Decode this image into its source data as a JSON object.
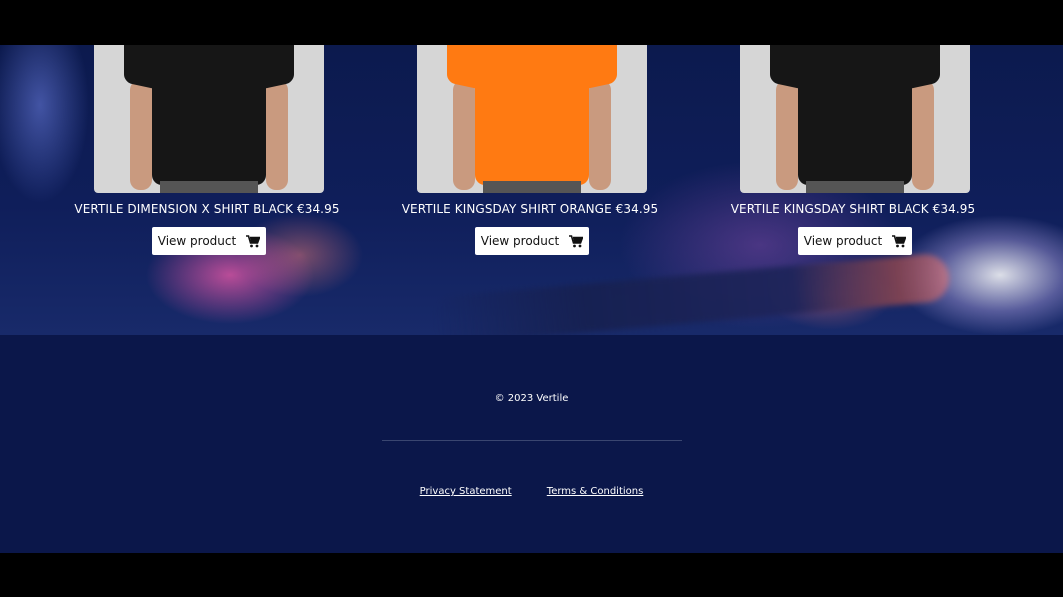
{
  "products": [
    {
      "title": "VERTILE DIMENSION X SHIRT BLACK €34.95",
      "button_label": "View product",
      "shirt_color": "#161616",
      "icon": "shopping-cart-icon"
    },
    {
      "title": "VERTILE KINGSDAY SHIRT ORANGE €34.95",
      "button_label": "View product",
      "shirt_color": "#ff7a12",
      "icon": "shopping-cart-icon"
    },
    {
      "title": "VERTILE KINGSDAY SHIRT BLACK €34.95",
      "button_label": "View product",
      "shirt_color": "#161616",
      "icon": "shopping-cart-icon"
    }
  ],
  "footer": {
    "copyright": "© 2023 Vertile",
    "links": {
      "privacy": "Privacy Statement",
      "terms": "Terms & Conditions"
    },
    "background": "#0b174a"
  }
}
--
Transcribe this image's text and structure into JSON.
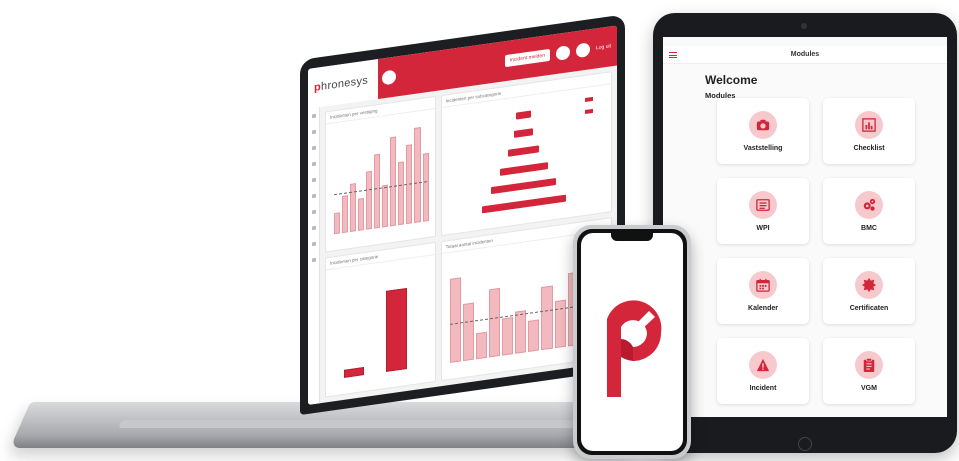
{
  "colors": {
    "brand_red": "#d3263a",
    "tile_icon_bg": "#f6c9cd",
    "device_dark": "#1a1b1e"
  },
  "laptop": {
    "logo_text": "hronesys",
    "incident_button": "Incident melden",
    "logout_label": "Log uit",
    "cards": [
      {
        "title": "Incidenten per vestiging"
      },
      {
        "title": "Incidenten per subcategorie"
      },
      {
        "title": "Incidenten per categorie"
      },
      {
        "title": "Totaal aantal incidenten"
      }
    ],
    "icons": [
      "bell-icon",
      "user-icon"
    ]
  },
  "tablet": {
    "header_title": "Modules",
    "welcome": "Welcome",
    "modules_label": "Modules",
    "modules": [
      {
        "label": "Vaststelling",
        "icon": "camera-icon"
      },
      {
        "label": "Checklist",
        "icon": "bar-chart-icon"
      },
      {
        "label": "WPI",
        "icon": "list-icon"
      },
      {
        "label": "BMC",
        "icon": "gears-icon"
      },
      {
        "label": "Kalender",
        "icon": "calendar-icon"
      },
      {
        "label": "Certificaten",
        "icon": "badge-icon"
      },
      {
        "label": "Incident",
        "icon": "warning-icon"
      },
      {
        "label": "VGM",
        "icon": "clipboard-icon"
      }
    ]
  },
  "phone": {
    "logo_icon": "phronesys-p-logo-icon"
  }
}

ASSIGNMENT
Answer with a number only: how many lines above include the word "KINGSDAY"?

RESULT OF THIS EXERCISE
2